The Telegraph
Since 1st March, 1999
Email This Page
Fine Print

Musical minister

Sao Paulo, July 1 (Reuters): Brazilian musician Gilberto Gil is taking a month off his day job as the nation’s minister of culture so he can go on a European tour to make ends meet.

Gil, one of Brazil’s best known musicians, accepted the ministerial post at the start of the year only after he was assured he would be allowed to continue pursuing his musical career. His government salary of some $2,900 a month, he claimed, was insufficient to maintain his standard of living.

Yesterday, the dread-locked native of north-eastern Bahia state flew to Europe, where he will spend 24 days performing in cities including London, Rome, Paris, Lyon and Vienna.

Gil, 60, was one of the founders of Brazil’s “Tropicalismo” counterculture movement in the 1960s together with singer-songwriter Caetano Veloso. His mixture of rock and Afro-Brazilian beats has also won him many fans around the world, and in 1999 he won a Grammy Award in the world music category for his album Quanta.

One of his latest recordings was a tribute to Jamaican reggae icon Bob Marley, named Kaya ’ Gandaia — a word play alluding to Marley’s song Kaya, a street name for marijuana but also meaning “Get some fun” in colloquial Brazilian Portuguese.

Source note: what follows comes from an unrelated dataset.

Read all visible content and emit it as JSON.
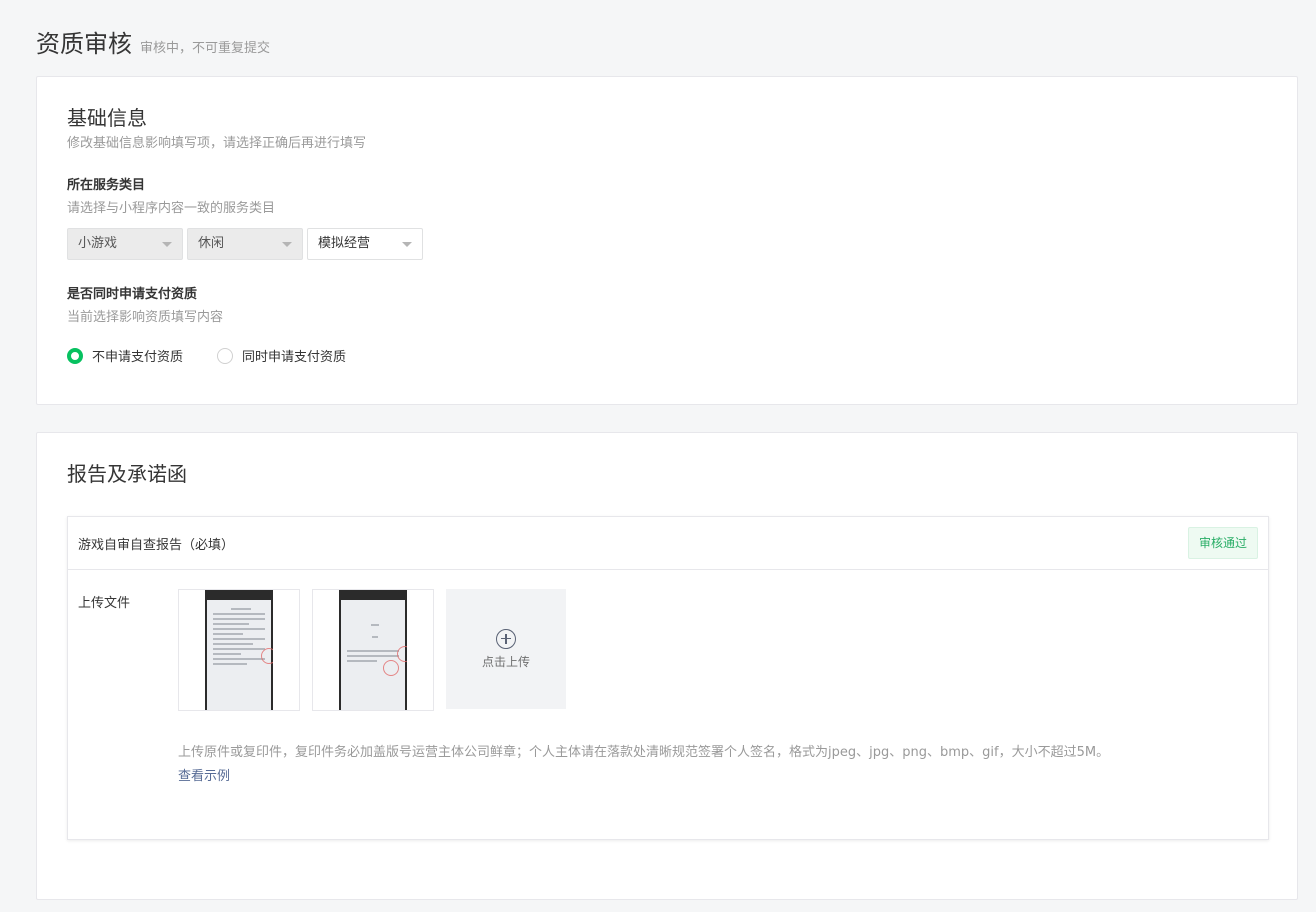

Window act

Boston (Reuters): Women's fashions may be getting flimsier every day but bystanders saw more than they bargained for when a scantily-clad performance artist tried to squeeze into clothes in a storefront window. Apparently outraged by a touch too much flesh, residents called police to stop artist Elaine Belsito, who was wearing only a sports bra and panties, from dressing in the window of a gallery in Somerville, Massachusetts, The Boston Globe reported on Monday. Belsito was staging a performance art piece called: “If Only You Lost Five Pounds You’d Be Perfect,” and was ordered out of the window by police. No charges were filed, the paper said.

Born again

Rio De Janeiro (Reuters): Finding a job in Brazil may be tough, especially when your records say that you are dead, as 25-year-old unemployed driver Marcio Freitas da Silva discovered. The problem is that when another man of the same name and age died three years ago, coroners wrote the names of the living da Silva’s parents in the death certificate, “murdering” him for official records. “It’s a humiliating situation when others make mistakes and I have to prove that I’m alive,” da Silva said, complaining that he had been told during his ordeal that a dead man “cannot drive vehicles on federal highways.”

The civil registry office has already revitalised da Silva, but the new documents, issued late last year, have not reached most government offices.

Globo showed an election official eagerly explaining to da Silva that, alive or not, he could not vote while his record said he was dead.

BERLIN, June 30 (Reuters) - A German used recorded barking to provoke a neighbour's dog to respond so he could report the animal for disturbing the peace, police said on Monday.

”The man evidently didn't like the dog and wanted to make it bark more so he could report it,” a police spokesman in the northern town of Harrislee said.

After the man complained to police about the German shepherd, the neighbour discovered a speaker hidden in his garden hedge attached to a cable leading to the man's house.

He alerted police, who found the system was rigged up to play dog barks and sounds of tongue clicks meant to attract canines. “The whole story is so ludicrous, we really can't imagine what he thought he would achieve,” the spokesman said.

”There's no way the man would have had his dog taken away just because it barked sometimes.”

Email This Page